Records from a collection:
= = = = =

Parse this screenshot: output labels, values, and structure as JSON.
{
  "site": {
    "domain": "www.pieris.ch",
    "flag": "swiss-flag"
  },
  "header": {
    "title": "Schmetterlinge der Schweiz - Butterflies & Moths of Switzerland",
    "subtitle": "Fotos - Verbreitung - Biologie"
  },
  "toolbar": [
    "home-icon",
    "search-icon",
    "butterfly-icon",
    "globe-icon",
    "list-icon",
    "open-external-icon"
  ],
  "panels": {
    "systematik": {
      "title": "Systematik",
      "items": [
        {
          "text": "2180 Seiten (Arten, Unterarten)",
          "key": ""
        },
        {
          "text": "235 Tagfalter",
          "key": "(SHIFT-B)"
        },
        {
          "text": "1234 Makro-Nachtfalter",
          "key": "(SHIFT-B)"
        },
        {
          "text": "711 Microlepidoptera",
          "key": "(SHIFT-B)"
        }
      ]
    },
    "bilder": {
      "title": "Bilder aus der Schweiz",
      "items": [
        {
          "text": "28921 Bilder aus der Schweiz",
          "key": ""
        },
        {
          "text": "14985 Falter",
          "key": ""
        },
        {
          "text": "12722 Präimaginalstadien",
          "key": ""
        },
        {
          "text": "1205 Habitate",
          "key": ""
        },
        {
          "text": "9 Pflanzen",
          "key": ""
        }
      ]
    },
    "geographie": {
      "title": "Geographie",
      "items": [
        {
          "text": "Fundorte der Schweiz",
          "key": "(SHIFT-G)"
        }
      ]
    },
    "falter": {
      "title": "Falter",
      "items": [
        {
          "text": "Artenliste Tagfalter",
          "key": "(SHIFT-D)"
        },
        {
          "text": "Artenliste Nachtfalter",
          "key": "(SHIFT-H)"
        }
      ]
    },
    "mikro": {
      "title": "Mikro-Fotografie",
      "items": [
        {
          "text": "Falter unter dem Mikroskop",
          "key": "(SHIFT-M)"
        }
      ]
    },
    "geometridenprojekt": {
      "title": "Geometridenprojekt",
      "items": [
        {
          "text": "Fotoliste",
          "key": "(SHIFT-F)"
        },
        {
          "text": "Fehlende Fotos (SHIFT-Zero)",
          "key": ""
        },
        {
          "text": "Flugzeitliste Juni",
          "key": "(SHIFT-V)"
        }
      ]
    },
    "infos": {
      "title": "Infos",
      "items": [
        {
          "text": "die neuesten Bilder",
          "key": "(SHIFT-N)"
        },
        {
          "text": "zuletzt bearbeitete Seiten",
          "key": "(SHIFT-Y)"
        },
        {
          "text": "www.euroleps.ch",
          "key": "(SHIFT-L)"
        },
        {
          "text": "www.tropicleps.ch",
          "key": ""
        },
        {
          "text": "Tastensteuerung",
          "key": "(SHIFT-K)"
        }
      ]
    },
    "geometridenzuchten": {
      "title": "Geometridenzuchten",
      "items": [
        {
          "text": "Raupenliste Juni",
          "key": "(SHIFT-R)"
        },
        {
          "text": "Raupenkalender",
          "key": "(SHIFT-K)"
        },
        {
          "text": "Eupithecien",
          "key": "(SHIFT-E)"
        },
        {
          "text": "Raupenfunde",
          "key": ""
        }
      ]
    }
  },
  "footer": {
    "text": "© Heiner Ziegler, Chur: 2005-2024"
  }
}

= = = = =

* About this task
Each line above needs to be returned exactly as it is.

* Output of the task
Parse this screenshot: output labels, values, and structure as JSON.
{
  "site": {
    "domain": "www.pieris.ch",
    "flag": "swiss-flag"
  },
  "header": {
    "title": "Schmetterlinge der Schweiz - Butterflies & Moths of Switzerland",
    "subtitle": "Fotos - Verbreitung - Biologie"
  },
  "toolbar": [
    "home-icon",
    "search-icon",
    "butterfly-icon",
    "globe-icon",
    "list-icon",
    "open-external-icon"
  ],
  "panels": {
    "systematik": {
      "title": "Systematik",
      "items": [
        {
          "text": "2180 Seiten (Arten, Unterarten)",
          "key": ""
        },
        {
          "text": "235 Tagfalter",
          "key": "(SHIFT-B)"
        },
        {
          "text": "1234 Makro-Nachtfalter",
          "key": "(SHIFT-B)"
        },
        {
          "text": "711 Microlepidoptera",
          "key": "(SHIFT-B)"
        }
      ]
    },
    "bilder": {
      "title": "Bilder aus der Schweiz",
      "items": [
        {
          "text": "28921 Bilder aus der Schweiz",
          "key": ""
        },
        {
          "text": "14985 Falter",
          "key": ""
        },
        {
          "text": "12722 Präimaginalstadien",
          "key": ""
        },
        {
          "text": "1205 Habitate",
          "key": ""
        },
        {
          "text": "9 Pflanzen",
          "key": ""
        }
      ]
    },
    "geographie": {
      "title": "Geographie",
      "items": [
        {
          "text": "Fundorte der Schweiz",
          "key": "(SHIFT-G)"
        }
      ]
    },
    "falter": {
      "title": "Falter",
      "items": [
        {
          "text": "Artenliste Tagfalter",
          "key": "(SHIFT-D)"
        },
        {
          "text": "Artenliste Nachtfalter",
          "key": "(SHIFT-H)"
        }
      ]
    },
    "mikro": {
      "title": "Mikro-Fotografie",
      "items": [
        {
          "text": "Falter unter dem Mikroskop",
          "key": "(SHIFT-M)"
        }
      ]
    },
    "geometridenprojekt": {
      "title": "Geometridenprojekt",
      "items": [
        {
          "text": "Fotoliste",
          "key": "(SHIFT-F)"
        },
        {
          "text": "Fehlende Fotos (SHIFT-Zero)",
          "key": ""
        },
        {
          "text": "Flugzeitliste Juni",
          "key": "(SHIFT-V)"
        }
      ]
    },
    "infos": {
      "title": "Infos",
      "items": [
        {
          "text": "die neuesten Bilder",
          "key": "(SHIFT-N)"
        },
        {
          "text": "zuletzt bearbeitete Seiten",
          "key": "(SHIFT-Y)"
        },
        {
          "text": "www.euroleps.ch",
          "key": "(SHIFT-L)"
        },
        {
          "text": "www.tropicleps.ch",
          "key": ""
        },
        {
          "text": "Tastensteuerung",
          "key": "(SHIFT-K)"
        }
      ]
    },
    "geometridenzuchten": {
      "title": "Geometridenzuchten",
      "items": [
        {
          "text": "Raupenliste Juni",
          "key": "(SHIFT-R)"
        },
        {
          "text": "Raupenkalender",
          "key": "(SHIFT-K)"
        },
        {
          "text": "Eupithecien",
          "key": "(SHIFT-E)"
        },
        {
          "text": "Raupenfunde",
          "key": ""
        }
      ]
    }
  },
  "footer": {
    "text": "© Heiner Ziegler, Chur: 2005-2024"
  }
}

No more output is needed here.